Ch. V, "The Consequences of Divorce," deals with the legal and financial consequences of divorce. The records show that the courts have not maintained the strict legal distinction between revocable and irrevocable divorce, nor have the intricate rules of the divorcee's idda been upheld; reconciliation without remarriage of the couple after the idda has ended occurs, and so does remarriage of the wife before it has ended. The financial consequences of divorce (return to the wife of her dower, lodging, maintenance, suckling wages, etc.) seem to be dominated by custom, and the records often reveal arrangements made between the husband's family and the wife's agnates.

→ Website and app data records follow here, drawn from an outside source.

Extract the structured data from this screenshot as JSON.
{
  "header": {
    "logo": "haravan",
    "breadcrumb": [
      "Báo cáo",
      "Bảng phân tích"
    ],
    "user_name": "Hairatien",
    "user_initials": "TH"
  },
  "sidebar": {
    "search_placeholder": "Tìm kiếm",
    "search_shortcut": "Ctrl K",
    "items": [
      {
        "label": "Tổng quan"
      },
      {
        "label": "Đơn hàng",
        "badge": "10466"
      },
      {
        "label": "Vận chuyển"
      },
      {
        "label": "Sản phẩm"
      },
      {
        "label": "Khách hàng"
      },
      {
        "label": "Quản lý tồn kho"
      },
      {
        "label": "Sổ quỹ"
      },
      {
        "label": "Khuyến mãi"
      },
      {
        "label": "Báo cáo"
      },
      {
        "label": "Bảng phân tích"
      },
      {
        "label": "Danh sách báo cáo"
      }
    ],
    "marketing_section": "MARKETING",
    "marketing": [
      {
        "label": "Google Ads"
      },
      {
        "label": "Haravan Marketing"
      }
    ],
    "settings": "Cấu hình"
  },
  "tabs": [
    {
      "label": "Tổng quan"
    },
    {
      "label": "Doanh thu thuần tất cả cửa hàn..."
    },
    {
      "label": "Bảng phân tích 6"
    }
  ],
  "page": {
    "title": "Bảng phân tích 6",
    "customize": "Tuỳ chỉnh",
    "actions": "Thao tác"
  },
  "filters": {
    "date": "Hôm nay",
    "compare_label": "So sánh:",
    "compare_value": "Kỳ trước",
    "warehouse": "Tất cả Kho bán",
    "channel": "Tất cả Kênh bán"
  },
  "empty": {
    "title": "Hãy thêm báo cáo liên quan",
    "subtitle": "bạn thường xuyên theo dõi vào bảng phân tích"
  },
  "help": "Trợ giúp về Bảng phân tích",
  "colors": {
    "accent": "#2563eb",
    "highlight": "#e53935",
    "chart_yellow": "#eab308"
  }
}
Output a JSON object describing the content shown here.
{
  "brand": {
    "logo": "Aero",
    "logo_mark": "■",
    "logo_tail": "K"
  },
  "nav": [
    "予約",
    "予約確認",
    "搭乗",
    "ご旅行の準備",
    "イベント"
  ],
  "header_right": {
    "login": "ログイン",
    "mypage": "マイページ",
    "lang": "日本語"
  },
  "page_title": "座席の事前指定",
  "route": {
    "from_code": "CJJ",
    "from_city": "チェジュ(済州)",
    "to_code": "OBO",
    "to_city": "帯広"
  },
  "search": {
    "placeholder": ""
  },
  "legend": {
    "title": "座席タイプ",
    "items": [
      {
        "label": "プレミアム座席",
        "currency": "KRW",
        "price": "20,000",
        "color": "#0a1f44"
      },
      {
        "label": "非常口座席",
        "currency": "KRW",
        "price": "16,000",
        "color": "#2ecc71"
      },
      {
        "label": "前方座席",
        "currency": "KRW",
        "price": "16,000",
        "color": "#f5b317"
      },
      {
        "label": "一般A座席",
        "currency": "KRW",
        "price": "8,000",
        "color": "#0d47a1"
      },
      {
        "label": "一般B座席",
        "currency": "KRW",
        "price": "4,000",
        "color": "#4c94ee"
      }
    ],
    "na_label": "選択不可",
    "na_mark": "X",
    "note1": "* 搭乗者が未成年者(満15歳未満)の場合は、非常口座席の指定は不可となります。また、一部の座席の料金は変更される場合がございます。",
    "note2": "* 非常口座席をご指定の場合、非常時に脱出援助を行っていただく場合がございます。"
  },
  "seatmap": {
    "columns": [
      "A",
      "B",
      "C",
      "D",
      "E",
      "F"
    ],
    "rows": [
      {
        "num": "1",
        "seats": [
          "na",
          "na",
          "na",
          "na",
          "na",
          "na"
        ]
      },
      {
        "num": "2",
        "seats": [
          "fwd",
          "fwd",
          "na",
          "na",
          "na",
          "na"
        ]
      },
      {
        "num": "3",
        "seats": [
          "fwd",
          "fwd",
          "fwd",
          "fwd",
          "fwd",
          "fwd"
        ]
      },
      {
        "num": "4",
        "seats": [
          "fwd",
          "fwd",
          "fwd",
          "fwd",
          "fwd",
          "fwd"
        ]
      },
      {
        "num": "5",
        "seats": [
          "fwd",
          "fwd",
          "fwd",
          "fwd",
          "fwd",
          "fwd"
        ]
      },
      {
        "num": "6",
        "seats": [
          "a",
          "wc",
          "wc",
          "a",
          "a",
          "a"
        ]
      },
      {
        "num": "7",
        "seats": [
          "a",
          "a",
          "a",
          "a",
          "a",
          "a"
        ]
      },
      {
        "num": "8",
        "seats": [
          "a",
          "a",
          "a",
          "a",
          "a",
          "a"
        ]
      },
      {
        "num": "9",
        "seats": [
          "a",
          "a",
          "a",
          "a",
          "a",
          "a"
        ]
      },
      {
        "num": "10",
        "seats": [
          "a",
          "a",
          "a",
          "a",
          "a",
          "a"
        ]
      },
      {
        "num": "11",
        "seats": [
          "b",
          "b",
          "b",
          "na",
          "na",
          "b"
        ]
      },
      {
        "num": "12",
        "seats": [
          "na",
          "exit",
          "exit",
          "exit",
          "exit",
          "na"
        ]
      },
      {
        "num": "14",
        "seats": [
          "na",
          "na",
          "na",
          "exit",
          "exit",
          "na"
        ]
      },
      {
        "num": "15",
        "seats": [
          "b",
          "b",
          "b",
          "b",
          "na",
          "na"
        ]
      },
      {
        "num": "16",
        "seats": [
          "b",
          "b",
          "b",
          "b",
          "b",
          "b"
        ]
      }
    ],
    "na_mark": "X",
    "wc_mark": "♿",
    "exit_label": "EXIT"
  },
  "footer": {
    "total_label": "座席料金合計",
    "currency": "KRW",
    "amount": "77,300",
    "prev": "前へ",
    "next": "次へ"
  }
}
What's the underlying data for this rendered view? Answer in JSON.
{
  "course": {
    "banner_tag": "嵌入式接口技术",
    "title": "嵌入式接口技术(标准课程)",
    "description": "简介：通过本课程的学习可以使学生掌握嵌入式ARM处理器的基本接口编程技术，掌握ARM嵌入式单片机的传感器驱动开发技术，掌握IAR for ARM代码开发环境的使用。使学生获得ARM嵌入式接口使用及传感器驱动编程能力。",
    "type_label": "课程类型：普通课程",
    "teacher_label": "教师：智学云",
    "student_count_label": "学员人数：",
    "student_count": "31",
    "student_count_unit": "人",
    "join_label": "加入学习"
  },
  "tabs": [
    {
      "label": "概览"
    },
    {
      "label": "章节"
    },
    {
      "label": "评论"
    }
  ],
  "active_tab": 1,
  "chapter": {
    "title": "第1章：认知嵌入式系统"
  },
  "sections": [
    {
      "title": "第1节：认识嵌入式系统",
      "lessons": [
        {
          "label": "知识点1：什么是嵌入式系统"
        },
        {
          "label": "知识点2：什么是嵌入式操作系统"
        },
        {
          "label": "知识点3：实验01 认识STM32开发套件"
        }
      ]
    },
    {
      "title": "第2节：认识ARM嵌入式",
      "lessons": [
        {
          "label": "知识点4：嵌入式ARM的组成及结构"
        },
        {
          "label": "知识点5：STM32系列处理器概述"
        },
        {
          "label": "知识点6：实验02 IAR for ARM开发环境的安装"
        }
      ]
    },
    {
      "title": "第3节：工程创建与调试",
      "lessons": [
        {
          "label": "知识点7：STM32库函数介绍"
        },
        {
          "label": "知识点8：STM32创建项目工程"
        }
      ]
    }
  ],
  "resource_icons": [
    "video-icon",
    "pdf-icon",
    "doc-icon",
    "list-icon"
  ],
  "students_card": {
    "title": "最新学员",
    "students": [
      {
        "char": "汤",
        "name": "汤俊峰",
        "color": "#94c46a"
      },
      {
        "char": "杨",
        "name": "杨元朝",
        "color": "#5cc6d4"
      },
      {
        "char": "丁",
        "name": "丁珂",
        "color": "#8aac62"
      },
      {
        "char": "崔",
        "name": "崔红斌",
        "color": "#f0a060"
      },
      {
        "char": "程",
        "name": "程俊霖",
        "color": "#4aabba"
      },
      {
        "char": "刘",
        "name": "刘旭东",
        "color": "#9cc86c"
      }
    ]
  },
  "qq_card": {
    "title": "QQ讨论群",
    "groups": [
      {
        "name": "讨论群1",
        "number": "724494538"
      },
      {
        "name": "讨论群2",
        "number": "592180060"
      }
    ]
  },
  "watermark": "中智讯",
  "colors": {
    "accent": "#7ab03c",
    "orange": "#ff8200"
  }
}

Ch. VI, "Qadis and Divorce" discusses topics covered in previous chapters from the point of view of the actual involvement of qadis in divorce proceedings, as opposed to their role as recorders or interpreters of the cases brought before them. Here Layish points out some of the ways in which qadis have either consciously or unconsciously amalgamated elements of customary practice with shari law. This leads into his concluding chapter, "Shari a and Custom in the Cyrenaican Family." Layish reviews the cases he has described and concludes that as sedentarization eroded their customary practices and the bedouin of Ajdabiyya and Kufra increasingly made use of shari a courts to regularize their personal status vis-a-vis the central administration, the qadis who heard their cases became the means whereby shari law came to play an increasingly important role in their lives. In light of this conclusion, the information in the two final chapters about the educational background and religious outlook of these qadis is extremely interesting.
Throughout, Layish fills in the historical background of the various legal issues being considered and compares cases in Libya with cases recorded elsewhere, most notably in Nigeria and Israel, but also in Algeria, Aden, and Egypt. Given the wealth of information in each chapter and the fact that many of the cases are discussed in several chapters under different subheadings, it would have been useful for the reader to find many more cross references in the footnotes to make it possible to construct an understanding of each case as a whole. However, there is a full index as well as an excellent glossary. This book is of more general interest than its title suggests, and an invaluable resource for those interested in both practical and theoretical legal issues.
|Printer friendly Cite/link Email Feedback|
|Author:||Spectorsky, Susan A.|
|Publication:||The Journal of the American Oriental Society|
|Article Type:||Book Review|
|Date:||Oct 1, 1994|
|Previous Article:||The Tao of Islam: A Sourcebook on Gender Relationships in Islamic Thought.|
|Next Article:||Chapters on Marriage and Divorce: Responses of Ibn Hanbal and Ibn Rahwayh.|